**EXERCISE MATERIAL**
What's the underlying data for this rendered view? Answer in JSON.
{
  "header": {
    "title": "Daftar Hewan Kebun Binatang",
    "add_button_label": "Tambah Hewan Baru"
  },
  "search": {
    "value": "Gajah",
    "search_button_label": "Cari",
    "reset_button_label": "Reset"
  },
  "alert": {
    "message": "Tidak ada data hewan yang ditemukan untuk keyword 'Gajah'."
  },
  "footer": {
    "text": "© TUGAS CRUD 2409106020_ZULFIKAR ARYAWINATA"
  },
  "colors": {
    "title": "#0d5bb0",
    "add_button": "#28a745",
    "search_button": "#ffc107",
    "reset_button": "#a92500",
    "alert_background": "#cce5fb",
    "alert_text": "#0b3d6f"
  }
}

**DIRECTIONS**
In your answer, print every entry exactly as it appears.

**SOLUTION FOR THIS TASK**
What's the underlying data for this rendered view? Answer in JSON.
{
  "header": {
    "title": "Daftar Hewan Kebun Binatang",
    "add_button_label": "Tambah Hewan Baru"
  },
  "search": {
    "value": "Gajah",
    "search_button_label": "Cari",
    "reset_button_label": "Reset"
  },
  "alert": {
    "message": "Tidak ada data hewan yang ditemukan untuk keyword 'Gajah'."
  },
  "footer": {
    "text": "© TUGAS CRUD 2409106020_ZULFIKAR ARYAWINATA"
  },
  "colors": {
    "title": "#0d5bb0",
    "add_button": "#28a745",
    "search_button": "#ffc107",
    "reset_button": "#a92500",
    "alert_background": "#cce5fb",
    "alert_text": "#0b3d6f"
  }
}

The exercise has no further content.